● **HOW TO COMPLETE THIS TASK**
What lines below contain the string "Percentile"? List them all.

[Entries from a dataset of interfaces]
Content starts
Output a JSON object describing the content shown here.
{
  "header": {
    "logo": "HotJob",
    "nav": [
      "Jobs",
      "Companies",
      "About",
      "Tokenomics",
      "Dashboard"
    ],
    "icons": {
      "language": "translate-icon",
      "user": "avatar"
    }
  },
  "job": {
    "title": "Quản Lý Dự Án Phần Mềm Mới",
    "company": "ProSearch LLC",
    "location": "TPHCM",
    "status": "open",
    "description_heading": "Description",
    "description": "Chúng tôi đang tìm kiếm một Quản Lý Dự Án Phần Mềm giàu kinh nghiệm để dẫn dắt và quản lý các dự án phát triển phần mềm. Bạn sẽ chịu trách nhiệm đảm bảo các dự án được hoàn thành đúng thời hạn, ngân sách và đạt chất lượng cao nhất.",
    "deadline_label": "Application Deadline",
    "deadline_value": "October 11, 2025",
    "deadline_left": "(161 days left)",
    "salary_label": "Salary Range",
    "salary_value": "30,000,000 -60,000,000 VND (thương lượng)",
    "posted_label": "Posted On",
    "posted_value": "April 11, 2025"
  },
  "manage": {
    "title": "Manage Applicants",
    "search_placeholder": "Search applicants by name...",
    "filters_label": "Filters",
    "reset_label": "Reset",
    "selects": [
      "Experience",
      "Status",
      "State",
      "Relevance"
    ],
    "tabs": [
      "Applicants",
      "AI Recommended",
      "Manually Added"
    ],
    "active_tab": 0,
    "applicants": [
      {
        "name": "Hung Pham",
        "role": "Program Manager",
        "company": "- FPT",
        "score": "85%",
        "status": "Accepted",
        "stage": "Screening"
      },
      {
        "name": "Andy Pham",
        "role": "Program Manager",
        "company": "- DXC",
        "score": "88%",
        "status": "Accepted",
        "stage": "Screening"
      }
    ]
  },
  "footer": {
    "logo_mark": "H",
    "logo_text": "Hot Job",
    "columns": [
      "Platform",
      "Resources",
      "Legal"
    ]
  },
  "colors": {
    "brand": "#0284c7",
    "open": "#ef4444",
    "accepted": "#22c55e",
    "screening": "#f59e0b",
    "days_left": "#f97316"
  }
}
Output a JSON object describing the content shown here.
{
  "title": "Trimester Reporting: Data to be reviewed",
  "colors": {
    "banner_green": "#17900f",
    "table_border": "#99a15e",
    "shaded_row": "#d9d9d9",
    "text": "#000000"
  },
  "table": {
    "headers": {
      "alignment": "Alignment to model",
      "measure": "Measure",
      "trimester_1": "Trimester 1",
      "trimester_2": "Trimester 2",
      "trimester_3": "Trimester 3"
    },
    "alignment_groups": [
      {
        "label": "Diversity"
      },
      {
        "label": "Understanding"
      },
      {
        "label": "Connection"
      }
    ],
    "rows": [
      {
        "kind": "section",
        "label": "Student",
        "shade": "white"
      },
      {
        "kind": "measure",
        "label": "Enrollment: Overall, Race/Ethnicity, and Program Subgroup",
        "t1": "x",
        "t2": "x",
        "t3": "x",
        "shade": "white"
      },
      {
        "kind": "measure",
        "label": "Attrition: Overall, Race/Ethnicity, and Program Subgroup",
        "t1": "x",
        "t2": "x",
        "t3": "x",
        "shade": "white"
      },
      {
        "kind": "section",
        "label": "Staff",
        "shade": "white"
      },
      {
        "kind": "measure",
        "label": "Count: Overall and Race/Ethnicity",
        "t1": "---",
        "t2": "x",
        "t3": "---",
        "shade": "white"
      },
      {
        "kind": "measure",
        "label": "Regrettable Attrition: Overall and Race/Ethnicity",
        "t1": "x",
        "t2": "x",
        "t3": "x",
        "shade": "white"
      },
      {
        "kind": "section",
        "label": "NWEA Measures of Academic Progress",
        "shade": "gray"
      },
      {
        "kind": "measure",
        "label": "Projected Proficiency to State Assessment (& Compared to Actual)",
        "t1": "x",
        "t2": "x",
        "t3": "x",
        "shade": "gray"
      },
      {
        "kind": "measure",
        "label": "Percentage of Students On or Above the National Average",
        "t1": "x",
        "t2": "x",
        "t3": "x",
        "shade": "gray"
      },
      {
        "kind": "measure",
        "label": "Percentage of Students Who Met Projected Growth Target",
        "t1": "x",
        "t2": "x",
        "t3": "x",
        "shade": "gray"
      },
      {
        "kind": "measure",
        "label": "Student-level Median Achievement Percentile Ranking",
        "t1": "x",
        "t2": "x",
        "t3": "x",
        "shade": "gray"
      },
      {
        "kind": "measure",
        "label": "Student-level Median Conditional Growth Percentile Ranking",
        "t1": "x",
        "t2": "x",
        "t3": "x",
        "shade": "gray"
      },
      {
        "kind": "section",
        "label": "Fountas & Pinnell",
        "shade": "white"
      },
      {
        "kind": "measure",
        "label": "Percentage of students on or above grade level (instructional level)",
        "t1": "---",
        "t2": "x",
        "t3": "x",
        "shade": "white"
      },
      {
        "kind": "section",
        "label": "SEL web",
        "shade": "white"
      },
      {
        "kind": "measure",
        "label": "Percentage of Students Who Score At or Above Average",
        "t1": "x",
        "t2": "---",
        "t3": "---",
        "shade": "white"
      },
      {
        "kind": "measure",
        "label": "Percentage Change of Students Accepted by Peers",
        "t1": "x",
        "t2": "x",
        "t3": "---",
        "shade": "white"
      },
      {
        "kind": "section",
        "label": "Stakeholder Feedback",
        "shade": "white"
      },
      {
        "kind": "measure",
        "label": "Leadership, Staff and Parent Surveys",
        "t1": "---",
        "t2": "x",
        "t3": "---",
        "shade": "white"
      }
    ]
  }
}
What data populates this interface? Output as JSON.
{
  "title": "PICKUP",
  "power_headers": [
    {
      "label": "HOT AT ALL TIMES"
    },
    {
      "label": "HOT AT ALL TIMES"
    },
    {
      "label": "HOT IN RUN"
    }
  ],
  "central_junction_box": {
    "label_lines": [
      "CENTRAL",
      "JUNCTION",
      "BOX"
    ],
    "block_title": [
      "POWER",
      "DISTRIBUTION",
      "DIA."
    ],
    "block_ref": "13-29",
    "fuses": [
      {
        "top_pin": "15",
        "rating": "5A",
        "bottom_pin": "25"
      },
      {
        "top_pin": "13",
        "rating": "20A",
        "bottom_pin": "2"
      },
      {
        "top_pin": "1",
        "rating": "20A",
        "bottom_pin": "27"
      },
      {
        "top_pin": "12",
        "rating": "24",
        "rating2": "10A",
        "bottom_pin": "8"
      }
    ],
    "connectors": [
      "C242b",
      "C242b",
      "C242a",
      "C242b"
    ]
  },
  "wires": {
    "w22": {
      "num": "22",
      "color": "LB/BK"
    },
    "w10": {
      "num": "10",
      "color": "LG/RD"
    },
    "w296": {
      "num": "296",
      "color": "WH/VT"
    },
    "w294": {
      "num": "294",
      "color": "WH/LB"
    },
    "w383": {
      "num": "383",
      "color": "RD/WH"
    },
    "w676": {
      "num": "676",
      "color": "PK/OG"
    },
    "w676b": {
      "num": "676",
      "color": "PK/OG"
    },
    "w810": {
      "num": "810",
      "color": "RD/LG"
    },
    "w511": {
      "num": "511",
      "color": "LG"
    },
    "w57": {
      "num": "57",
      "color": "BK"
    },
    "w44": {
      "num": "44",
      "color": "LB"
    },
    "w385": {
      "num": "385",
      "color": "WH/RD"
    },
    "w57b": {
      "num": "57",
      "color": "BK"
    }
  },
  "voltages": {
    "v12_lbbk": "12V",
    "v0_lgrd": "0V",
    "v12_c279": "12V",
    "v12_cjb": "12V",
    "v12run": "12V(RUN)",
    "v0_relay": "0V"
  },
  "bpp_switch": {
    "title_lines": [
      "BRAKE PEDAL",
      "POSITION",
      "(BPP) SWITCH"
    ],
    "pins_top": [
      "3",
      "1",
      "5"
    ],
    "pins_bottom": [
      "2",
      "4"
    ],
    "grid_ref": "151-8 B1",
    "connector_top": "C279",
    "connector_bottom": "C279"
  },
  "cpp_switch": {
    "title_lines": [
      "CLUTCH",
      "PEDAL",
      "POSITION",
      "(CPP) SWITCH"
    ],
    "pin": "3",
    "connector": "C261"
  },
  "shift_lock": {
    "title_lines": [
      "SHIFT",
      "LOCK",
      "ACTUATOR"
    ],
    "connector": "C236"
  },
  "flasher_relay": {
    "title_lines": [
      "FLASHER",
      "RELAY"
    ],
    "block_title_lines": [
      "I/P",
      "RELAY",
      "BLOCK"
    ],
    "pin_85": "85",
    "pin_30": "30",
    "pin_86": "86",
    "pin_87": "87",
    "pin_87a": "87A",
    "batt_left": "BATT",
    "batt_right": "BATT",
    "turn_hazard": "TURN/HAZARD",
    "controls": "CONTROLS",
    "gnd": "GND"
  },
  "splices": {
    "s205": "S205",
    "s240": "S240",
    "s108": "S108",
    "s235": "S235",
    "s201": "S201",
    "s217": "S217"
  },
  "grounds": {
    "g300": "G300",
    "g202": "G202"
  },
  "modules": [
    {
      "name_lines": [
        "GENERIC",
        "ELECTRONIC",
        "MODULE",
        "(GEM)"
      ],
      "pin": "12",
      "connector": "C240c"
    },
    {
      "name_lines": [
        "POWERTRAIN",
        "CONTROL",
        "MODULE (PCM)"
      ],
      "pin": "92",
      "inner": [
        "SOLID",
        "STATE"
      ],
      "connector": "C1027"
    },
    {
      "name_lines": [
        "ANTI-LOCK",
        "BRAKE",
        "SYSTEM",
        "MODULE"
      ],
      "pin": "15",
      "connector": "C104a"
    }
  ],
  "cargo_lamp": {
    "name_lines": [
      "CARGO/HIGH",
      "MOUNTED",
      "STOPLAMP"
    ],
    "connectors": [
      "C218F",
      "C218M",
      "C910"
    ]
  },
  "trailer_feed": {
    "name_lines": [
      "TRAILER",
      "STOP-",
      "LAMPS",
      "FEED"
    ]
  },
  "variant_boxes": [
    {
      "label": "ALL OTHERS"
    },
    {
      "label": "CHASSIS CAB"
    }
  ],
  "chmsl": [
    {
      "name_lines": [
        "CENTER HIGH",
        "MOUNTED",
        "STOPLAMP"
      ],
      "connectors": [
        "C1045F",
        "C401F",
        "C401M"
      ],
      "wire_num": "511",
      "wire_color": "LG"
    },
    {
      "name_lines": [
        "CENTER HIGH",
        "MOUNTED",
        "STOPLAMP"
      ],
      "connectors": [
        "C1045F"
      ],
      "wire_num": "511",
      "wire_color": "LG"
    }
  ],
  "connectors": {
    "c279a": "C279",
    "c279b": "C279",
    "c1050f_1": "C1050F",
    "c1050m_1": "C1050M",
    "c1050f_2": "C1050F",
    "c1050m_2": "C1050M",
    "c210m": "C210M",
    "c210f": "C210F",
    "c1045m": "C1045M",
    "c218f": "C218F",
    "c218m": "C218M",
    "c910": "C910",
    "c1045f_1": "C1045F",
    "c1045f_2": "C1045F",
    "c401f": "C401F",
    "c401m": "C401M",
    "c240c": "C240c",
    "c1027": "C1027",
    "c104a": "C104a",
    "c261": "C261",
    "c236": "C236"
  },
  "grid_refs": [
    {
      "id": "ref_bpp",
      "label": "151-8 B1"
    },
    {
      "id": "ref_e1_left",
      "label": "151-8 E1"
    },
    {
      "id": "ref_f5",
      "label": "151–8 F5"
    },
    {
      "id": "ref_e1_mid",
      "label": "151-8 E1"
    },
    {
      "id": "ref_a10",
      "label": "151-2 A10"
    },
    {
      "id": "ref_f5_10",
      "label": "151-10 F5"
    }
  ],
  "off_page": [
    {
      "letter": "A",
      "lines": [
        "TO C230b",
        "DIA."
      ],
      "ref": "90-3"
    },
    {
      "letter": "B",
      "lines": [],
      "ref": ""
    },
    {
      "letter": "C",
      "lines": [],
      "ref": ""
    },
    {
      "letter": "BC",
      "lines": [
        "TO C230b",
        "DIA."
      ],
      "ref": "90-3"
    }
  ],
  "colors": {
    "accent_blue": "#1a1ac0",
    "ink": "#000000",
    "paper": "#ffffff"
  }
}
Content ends
● **REPLY**
        "label": "Student-level Median Achievement Percentile Ranking",
        "label": "Student-level Median Conditional Growth Percentile Ranking",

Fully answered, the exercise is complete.